While Shumpert’s potential is exciting, he does come with some question marks. In over three years, he’s missed 65 out of 267 games. He’s also currently rehabbing a dislocated shoulder and is expected to return to action soon.
Shumpert is also a restricted free agent after this season and will hope to cash in. I’m not a capologist, but with the contracts of LeBron, Kyrie, Anderson Varejao, and Love hitting free agency (AND EXPECTED TO RE-SIGN), and Tristan Thompson being a restricted free agent, the Cavs will have some decisions to make as to where they want to allocate their money.
This is where it gets fun. The Cavs also acquired J.R. Smith. This is interesting if only because one of the players that Dion Waiters gets compared to the most happens to be Smith – more so with their playing style rather than talent levels. On the court, Smith, like Shumpert, has only played in 24 of 37 games. He’s missed one game due to suspension and others due to sickness and a heel/foot injury. He averaged 25.8 minutes per game and 10.9 points on 40.2% shooting and 35.6% from deep.
The 29-year-old Smith won the Sixth Man of the Year award back in 2012-2013, when the Knicks won 54 games and J.R. averaged 33.5 minutes per game. Smith will take over Waiters’s role as the Cavs’ main bench scorer and I expect him to perform better than Dion did this year. Smith is another athletic wing player in this deal for the Cavs, though he doesn’t have the defensive potential that Shumpert has.
Like Waiters, Smith is a streaky player, though to a much higher degree in that when he’s hot, he is HOT. He’s not afraid to shoot it either, as last year 50.3% of his shots were 3-pointers, making 39.4% of them.

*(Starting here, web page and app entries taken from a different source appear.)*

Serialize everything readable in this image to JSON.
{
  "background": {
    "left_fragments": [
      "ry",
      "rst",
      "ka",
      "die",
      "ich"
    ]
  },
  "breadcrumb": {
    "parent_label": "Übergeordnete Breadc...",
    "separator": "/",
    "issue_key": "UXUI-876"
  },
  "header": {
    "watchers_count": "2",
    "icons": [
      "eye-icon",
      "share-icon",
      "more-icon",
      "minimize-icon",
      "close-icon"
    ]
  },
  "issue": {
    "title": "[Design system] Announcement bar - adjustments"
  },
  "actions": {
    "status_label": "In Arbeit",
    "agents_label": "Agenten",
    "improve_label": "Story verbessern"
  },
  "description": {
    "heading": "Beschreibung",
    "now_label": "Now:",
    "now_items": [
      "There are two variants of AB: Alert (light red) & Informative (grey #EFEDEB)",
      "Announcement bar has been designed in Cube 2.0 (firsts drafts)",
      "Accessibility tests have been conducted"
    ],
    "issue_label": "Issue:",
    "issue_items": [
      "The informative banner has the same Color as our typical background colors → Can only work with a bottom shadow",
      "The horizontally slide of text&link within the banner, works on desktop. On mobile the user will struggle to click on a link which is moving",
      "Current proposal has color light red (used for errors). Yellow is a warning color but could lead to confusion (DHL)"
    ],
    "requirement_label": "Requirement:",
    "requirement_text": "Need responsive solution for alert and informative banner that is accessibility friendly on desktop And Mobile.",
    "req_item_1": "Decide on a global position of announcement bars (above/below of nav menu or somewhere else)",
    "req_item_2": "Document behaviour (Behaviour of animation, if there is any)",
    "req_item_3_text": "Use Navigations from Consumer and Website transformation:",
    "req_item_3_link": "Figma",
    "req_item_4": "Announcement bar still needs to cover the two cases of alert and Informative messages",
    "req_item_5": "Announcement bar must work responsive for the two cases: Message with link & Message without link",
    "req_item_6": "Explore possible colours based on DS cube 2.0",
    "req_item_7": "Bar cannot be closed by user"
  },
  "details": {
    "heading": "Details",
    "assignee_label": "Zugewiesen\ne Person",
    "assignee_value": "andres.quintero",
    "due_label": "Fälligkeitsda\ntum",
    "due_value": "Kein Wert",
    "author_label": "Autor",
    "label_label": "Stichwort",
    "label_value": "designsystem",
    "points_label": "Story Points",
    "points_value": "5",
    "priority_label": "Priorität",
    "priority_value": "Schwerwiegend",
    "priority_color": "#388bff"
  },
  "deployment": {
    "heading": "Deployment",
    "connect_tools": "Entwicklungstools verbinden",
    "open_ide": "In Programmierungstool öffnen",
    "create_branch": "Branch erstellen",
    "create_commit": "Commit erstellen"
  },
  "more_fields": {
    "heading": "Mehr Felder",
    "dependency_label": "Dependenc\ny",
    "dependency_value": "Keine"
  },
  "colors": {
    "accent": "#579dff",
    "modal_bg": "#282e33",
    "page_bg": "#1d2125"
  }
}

J.R. comes with his fair share of question marks as well. He’s been suspended a numerous amount of times for various reasons; from violating the NBA’s anti-drug program to elbowing Jason Terry in a playoff game in 2013. I don’t think it’s a matter of “if” Smith does something to frustrate fans, it’s a matter of how many times will he frustrate fans. He will do some questionable things, on and off the court, but hopefully vets like LeBron, Mike Miller, and James Jones will be able to keep him in check (relatively speaking).
The Cavs also acquired a pick from the Thunder. The protections on it for this year (top-18) mean the Cavs will almost certainly get the pick this year. However, more than likely, this pick is just another asset for the Cavs to deal for a big man. The Cavs are second last in the league in opponent FG% less than five feet away from the rim at 62.9%. While Shumpert should help in terms of preventing drives to the rim, a solid rim protector would help lower opponent’s conversion rates at the basket.
The Cavs can use this pick along with their $5.2 million trade exception they got for trading Keith Bogans to help them acquire a big. Two names that have come up consistently throughout the season are Denver’s Timofey Mozgov (making $4.6 million) and Memphis’s Kosta Koufos ($3 million). Mozgov has a team option for next year while Koufos is a free agent after this year.
Other rim protectors that I think are possible for the Cavs’ TPE via trade include guys like Ian Mahinmi ($4 million), Bismack Biyombo ($3.8 million), Mason Plumlee ($1.3 million), and Brandan Wright ($5 million).
In the end, I have mixed emotions about this deal, but I do think it’s a good one. Sure there are some risks, but that goes with any trade. I’ll miss watching Dion every night. I’m glad I was able to watch him as much as I did. But at the same time, the Cavs got good players with the potential to get another good player. I’m anxious to see how this plays out.
Thanks for the memories, Dion.